Psalm 95, Romans 5.1-11
The Bible has some hard things to say to good people who end up, for whatever reason, being drawn into wrong-doing. The Psalmist's view is that God is so creative and so wonderfully loving that we shouldn't allow anything to separate us from him.
We are the people of his pasture and the sheep of his hand. He cares personally for each one of us and you'd think that would make us grateful and determined to be good.
My grandfather had a herd of sheep. To look at them, scattered around the field eating grass and watching over their lambs, they seemed like free agents who could do whatever they liked. But not a bit of it. The flock had a leader, whom my grandfather had kindly nicknamed Granny. When he came to the gate with a sack of feed she would walk to meet him and then she would follow him all the way to the feed trough. She never hurried, and she was never pushed or jostled by the rest of the flock, because she was the acknowledged leader of the flock and they all fell into line obediently behind her. I don't know how she enforced her priority in the pecking order, but she did! So those were good sheep. but not all sheep are as docile and well behaved.
When I was a child we used to go sometimes to sheepdog trials. They were supposed to be a test of which shepherd and dog had the best working relationship, but actually they were often a test of which competitor was unlucky enough to get the most stubborn set of sheep. The sheep would be divided into fours and each competitor worked with just four of them. But some sheep were good and would do just what the dog wanted, and some were determined to do their own thing. Once a dog got so frustrated that it tried to bite a sheep, but it wasn't entirely the dog's fault. Those sheep were spoiling for a fight!
The Psalmist warns that, although God is the good shepherd, we are not necessarily obedient sheep. Too often, even those of us who think that we're good find ourselves hardening our hearts to what is right.
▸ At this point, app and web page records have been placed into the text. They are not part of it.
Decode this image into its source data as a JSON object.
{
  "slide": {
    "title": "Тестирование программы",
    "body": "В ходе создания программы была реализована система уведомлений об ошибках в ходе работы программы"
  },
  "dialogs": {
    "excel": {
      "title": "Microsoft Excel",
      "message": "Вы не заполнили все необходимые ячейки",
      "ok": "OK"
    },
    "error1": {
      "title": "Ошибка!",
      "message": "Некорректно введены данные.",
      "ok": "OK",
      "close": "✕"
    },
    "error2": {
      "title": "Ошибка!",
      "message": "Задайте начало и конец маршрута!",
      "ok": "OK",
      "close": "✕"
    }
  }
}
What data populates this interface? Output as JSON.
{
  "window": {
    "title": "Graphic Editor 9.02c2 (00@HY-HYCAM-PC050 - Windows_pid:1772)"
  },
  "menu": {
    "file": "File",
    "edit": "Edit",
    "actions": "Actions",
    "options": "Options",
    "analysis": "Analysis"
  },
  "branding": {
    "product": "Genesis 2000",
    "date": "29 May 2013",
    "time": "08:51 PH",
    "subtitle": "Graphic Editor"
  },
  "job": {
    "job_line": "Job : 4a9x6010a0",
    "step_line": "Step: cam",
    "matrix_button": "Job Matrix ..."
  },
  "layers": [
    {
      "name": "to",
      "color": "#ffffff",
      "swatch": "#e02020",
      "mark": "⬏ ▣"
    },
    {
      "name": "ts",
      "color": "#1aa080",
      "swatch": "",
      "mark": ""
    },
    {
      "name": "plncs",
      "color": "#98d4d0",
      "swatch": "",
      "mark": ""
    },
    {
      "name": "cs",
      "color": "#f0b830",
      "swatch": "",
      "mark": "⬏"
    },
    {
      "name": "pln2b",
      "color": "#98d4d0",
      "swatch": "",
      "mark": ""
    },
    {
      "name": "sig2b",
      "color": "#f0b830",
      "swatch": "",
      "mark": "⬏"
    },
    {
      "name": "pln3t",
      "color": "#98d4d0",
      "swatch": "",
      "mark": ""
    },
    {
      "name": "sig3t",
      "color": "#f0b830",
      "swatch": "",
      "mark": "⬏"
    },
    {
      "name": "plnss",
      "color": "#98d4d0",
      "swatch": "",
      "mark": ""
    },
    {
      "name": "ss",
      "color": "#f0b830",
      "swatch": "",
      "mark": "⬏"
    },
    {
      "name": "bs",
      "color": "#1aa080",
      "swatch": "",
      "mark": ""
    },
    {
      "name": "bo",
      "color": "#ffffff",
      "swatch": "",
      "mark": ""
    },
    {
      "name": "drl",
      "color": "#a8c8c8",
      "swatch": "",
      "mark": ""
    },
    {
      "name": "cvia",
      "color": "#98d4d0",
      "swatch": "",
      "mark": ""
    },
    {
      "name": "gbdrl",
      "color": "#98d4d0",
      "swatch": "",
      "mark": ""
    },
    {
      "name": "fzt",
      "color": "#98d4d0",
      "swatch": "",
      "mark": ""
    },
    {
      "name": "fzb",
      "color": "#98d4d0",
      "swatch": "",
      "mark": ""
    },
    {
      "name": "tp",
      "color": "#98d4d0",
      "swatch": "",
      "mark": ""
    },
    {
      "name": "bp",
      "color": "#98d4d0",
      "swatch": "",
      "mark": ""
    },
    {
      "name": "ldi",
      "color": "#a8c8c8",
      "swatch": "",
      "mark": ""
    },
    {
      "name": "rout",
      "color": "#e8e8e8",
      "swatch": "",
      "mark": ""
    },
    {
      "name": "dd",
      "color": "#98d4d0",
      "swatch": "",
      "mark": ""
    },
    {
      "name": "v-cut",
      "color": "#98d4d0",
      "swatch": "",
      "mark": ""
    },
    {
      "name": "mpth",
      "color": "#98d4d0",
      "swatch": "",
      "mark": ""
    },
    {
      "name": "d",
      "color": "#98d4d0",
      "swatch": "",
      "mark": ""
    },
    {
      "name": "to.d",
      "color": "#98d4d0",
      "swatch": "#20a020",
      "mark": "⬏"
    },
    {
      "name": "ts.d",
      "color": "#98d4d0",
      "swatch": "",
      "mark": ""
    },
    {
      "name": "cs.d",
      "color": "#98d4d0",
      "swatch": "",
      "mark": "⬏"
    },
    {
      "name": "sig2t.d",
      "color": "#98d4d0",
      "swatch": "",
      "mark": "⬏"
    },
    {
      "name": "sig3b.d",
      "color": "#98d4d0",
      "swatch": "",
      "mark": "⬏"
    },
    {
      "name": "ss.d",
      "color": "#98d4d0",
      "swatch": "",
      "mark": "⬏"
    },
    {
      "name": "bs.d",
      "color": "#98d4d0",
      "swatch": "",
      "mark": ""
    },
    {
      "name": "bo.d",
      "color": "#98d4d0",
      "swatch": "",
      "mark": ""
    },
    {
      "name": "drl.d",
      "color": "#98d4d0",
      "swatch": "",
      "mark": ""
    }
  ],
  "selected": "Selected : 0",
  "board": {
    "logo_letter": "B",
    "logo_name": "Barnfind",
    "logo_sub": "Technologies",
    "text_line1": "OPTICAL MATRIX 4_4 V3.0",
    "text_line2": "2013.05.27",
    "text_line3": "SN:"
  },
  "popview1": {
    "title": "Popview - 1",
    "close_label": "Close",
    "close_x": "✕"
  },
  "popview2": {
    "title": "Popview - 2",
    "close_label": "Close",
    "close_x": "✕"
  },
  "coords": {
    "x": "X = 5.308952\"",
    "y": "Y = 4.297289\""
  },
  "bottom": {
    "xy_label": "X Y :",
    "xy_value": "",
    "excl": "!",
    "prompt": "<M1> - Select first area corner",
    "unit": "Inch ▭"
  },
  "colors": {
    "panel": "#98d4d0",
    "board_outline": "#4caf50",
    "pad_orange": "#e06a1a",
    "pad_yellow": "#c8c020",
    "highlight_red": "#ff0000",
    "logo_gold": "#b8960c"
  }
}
Like the sheep in the sheepdog trials we test the shepherd and put him to the proof, even though we have seen his goodness to us, and that's often because we convince ourselves that we're not so bad - that it's not our fault if we get bitten. And God gets frustrated, like the shepherd and the dog who were unlucky enough to draw the stubborn set of sheep. In fact, the Psalmist says an extraordinary thing; that God came to loathe the generation of people whom he rescued from Egypt so much for going astray that he swore - in his frustration - that they should not enter his rest in the Promised Land.
There is an implicit threat in the way the Psalmist recounts this story. 'O that today you would listen to his voice!' he tells the worshippers. 'Do not harden your hearts; do not go astray and disregard God's ways, or else you too shall not enter his rest just like the cursed generation who were condemned to wander in the wilderness without respite.'
But, of course, we know this isn't necessarily true. Our situation isn't as hopeless as the Psalmist implies.We can still obtain access to God's peace and grace, says Paul, even though we don't manage to be as good as we might like to imagine; and that's because God's patience isn't exhausted after all. We can still be justified by faith in Jesus' death for us upon the Cross, and God's love can still be poured into our hearts by the Holy Spirit.
Although we are still struggling and failing to be good enough, God has died for the ungodly. 'Perhaps for a good person someone might actually dare to die,' says Paul, 'But God proves his love for us in that while we were still sinners Christ died for us.'
Notice the almost casual way in which Paul moves from talking about God to talking about Jesus Christ, as if they were almost one and the same. God is not Jesus. He is more than Jesus. But we can say that Jesus is God. So if Jesus was willing to die for us, even though we are so shot full of imperfections, that proves the Psalmist was mistaken. We do, as the Psalmist says, make God angry by our disobedience. We do make God feeling loathing for the way we justify our behaviour. Paul actually talks in even strongly language than the Psalmist; he says that we incur God's wrath. But it is not true that we are condemned to wander for ever in the wilderness, cast out from God's love. We can find our rest in him. Despite our weakness we can be reconciled to God by Jesus' death for us and the Spirit of the risen Jesus can help us to become better people.
Despite John Wesley’s teaching about Christian perfection, we can never be wholly good; we’re bound to be influenced by what Paul elsewhere calls ‘human inclinations’. Even good people are bound to do bad things unintentionally, and sometimes quite deliberately. No wonder then that another Psalmist says, 'Blessed are those whose iniquities are forgiven.' God in his mercy is prepared to accept us despite our imperfections. In Jesus he offers himself as a solution to our predicament. He shows us that his love can always overcome the bad things that good people end up doing. And through his Spirit working in us we can at least grow towards perfection.
Why are good people tempted to do wrong? Sometimes we just fall from the straight and narrow and do mean, selfish or spiteful things. But sometimes we convince ourselves that we’re still good people even though we’re doing something wrong. But the Bible reminds us that we can only be truly good if we’re radically good. There’s no such thing as pretty good. And if we’re falling short of radical goodness, as we surely must, that simply emphasises our reliance on God’s grace, for the truly good are those who know their need of God’s great goodness.